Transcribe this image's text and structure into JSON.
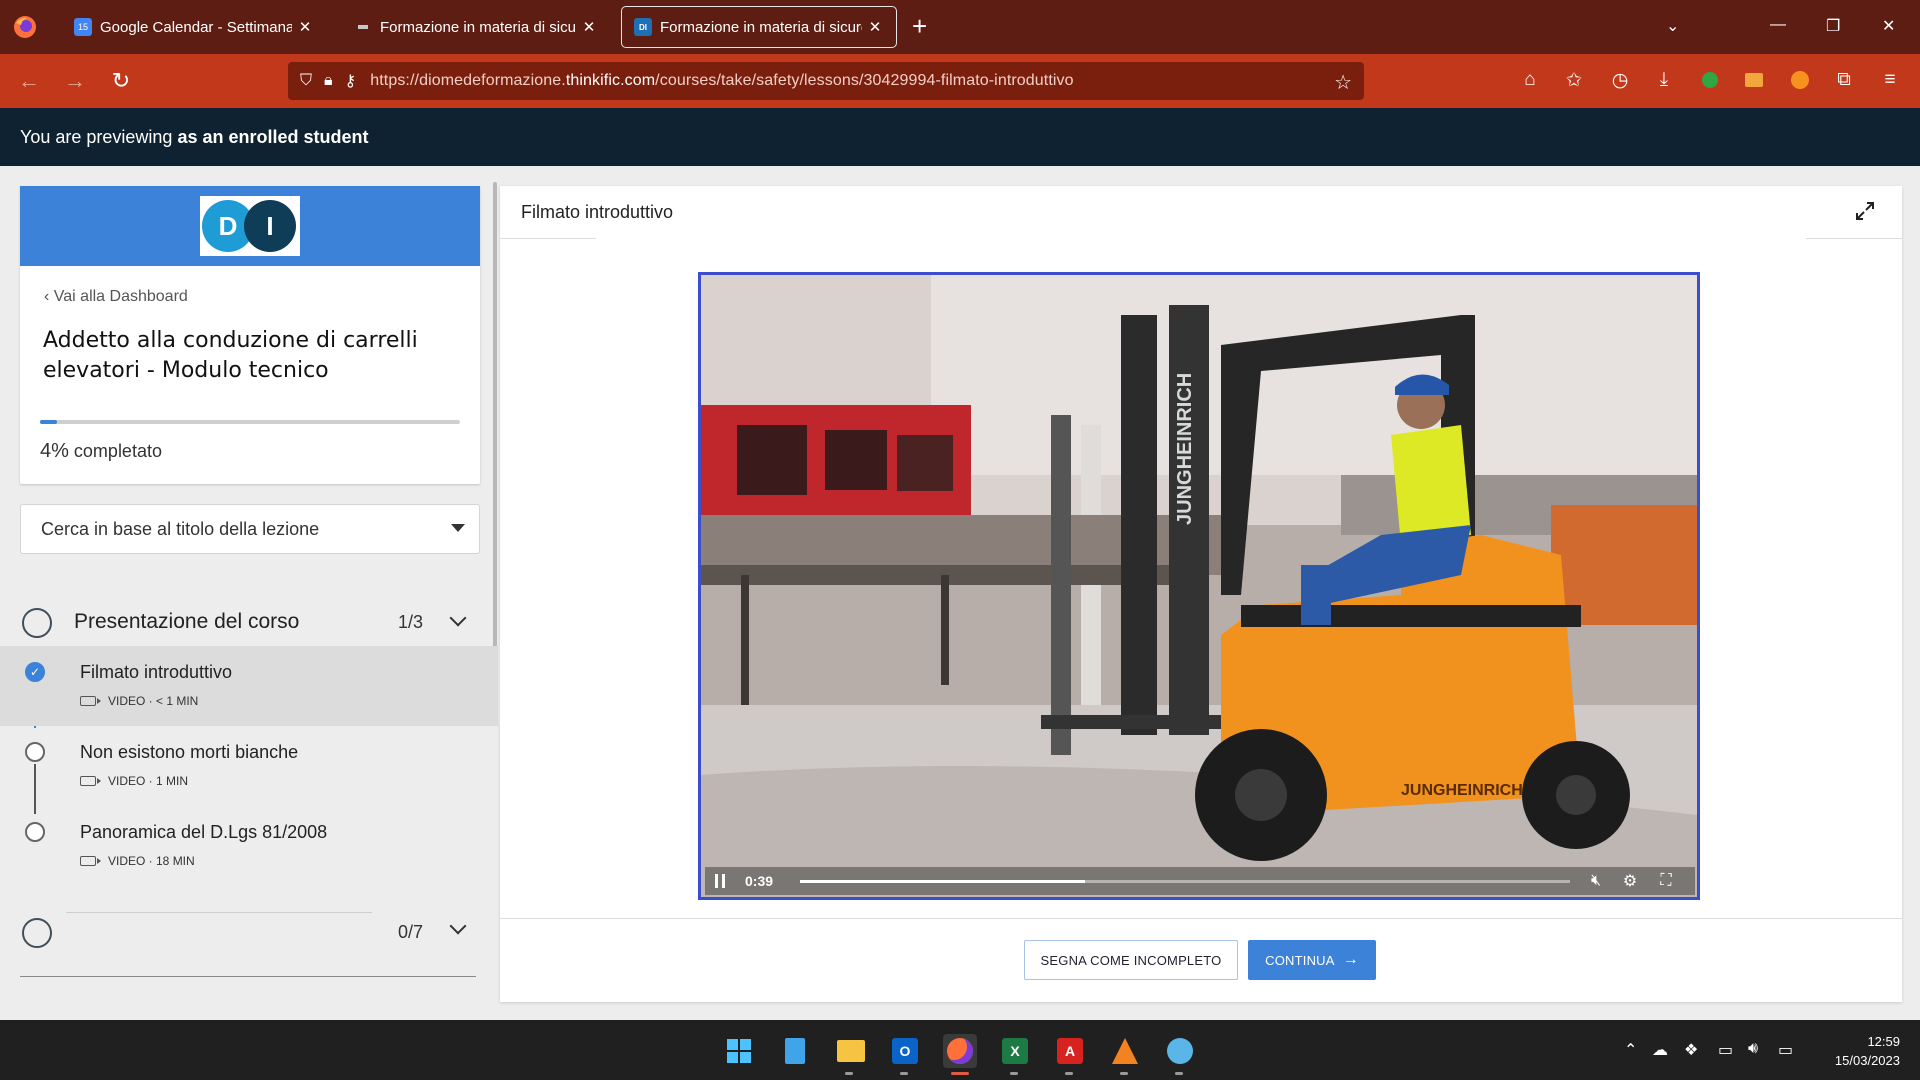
{
  "browser": {
    "tabs": [
      {
        "title": "Google Calendar - Settimana de",
        "icon": "google-calendar-icon",
        "favicon_text": "15"
      },
      {
        "title": "Formazione in materia di sicurez",
        "icon": "thinkific-icon"
      },
      {
        "title": "Formazione in materia di sicurez",
        "icon": "thinkific-icon",
        "favicon_text": "DI"
      }
    ],
    "url_prefix": "https://diomedeformazione.",
    "url_domain": "thinkific.com",
    "url_path": "/courses/take/safety/lessons/30429994-filmato-introduttivo",
    "chrome_color": "#5e1d12",
    "toolbar_color": "#c2381a"
  },
  "preview_banner": {
    "text": "You are previewing",
    "bold": "as an enrolled student"
  },
  "sidebar": {
    "back_link": "Vai alla Dashboard",
    "course_title": "Addetto alla conduzione di carrelli elevatori - Modulo tecnico",
    "progress_percent": 4,
    "progress_pct_label": "4%",
    "progress_suffix": "completato",
    "logo_letters": [
      "D",
      "I"
    ],
    "search_placeholder": "Cerca in base al titolo della lezione",
    "sections": [
      {
        "title": "Presentazione del corso",
        "count": "1/3",
        "lessons": [
          {
            "title": "Filmato introduttivo",
            "meta": "VIDEO · < 1 MIN",
            "completed": true,
            "active": true
          },
          {
            "title": "Non esistono morti bianche",
            "meta": "VIDEO · 1 MIN",
            "completed": false,
            "active": false
          },
          {
            "title": "Panoramica del D.Lgs 81/2008",
            "meta": "VIDEO · 18 MIN",
            "completed": false,
            "active": false
          }
        ]
      },
      {
        "title": "",
        "count": "0/7"
      }
    ]
  },
  "content": {
    "lesson_title": "Filmato introduttivo",
    "video": {
      "time": "0:39",
      "progress_fraction": 0.37,
      "buffered_fraction": 0.45,
      "forklift_brand": "JUNGHEINRICH"
    },
    "btn_incomplete": "SEGNA COME INCOMPLETO",
    "btn_continue": "CONTINUA",
    "accent_color": "#3b82d8"
  },
  "taskbar": {
    "apps": [
      "windows-start-icon",
      "notepad-icon",
      "file-explorer-icon",
      "outlook-icon",
      "firefox-icon",
      "excel-icon",
      "acrobat-icon",
      "vlc-icon",
      "paint-icon"
    ],
    "time": "12:59",
    "date": "15/03/2023"
  }
}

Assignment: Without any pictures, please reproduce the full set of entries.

Answer space:
Transcribe this image's text and structure into JSON.
{
  "browser": {
    "tabs": [
      {
        "title": "Google Calendar - Settimana de",
        "icon": "google-calendar-icon",
        "favicon_text": "15"
      },
      {
        "title": "Formazione in materia di sicurez",
        "icon": "thinkific-icon"
      },
      {
        "title": "Formazione in materia di sicurez",
        "icon": "thinkific-icon",
        "favicon_text": "DI"
      }
    ],
    "url_prefix": "https://diomedeformazione.",
    "url_domain": "thinkific.com",
    "url_path": "/courses/take/safety/lessons/30429994-filmato-introduttivo",
    "chrome_color": "#5e1d12",
    "toolbar_color": "#c2381a"
  },
  "preview_banner": {
    "text": "You are previewing",
    "bold": "as an enrolled student"
  },
  "sidebar": {
    "back_link": "Vai alla Dashboard",
    "course_title": "Addetto alla conduzione di carrelli elevatori - Modulo tecnico",
    "progress_percent": 4,
    "progress_pct_label": "4%",
    "progress_suffix": "completato",
    "logo_letters": [
      "D",
      "I"
    ],
    "search_placeholder": "Cerca in base al titolo della lezione",
    "sections": [
      {
        "title": "Presentazione del corso",
        "count": "1/3",
        "lessons": [
          {
            "title": "Filmato introduttivo",
            "meta": "VIDEO · < 1 MIN",
            "completed": true,
            "active": true
          },
          {
            "title": "Non esistono morti bianche",
            "meta": "VIDEO · 1 MIN",
            "completed": false,
            "active": false
          },
          {
            "title": "Panoramica del D.Lgs 81/2008",
            "meta": "VIDEO · 18 MIN",
            "completed": false,
            "active": false
          }
        ]
      },
      {
        "title": "",
        "count": "0/7"
      }
    ]
  },
  "content": {
    "lesson_title": "Filmato introduttivo",
    "video": {
      "time": "0:39",
      "progress_fraction": 0.37,
      "buffered_fraction": 0.45,
      "forklift_brand": "JUNGHEINRICH"
    },
    "btn_incomplete": "SEGNA COME INCOMPLETO",
    "btn_continue": "CONTINUA",
    "accent_color": "#3b82d8"
  },
  "taskbar": {
    "apps": [
      "windows-start-icon",
      "notepad-icon",
      "file-explorer-icon",
      "outlook-icon",
      "firefox-icon",
      "excel-icon",
      "acrobat-icon",
      "vlc-icon",
      "paint-icon"
    ],
    "time": "12:59",
    "date": "15/03/2023"
  }
}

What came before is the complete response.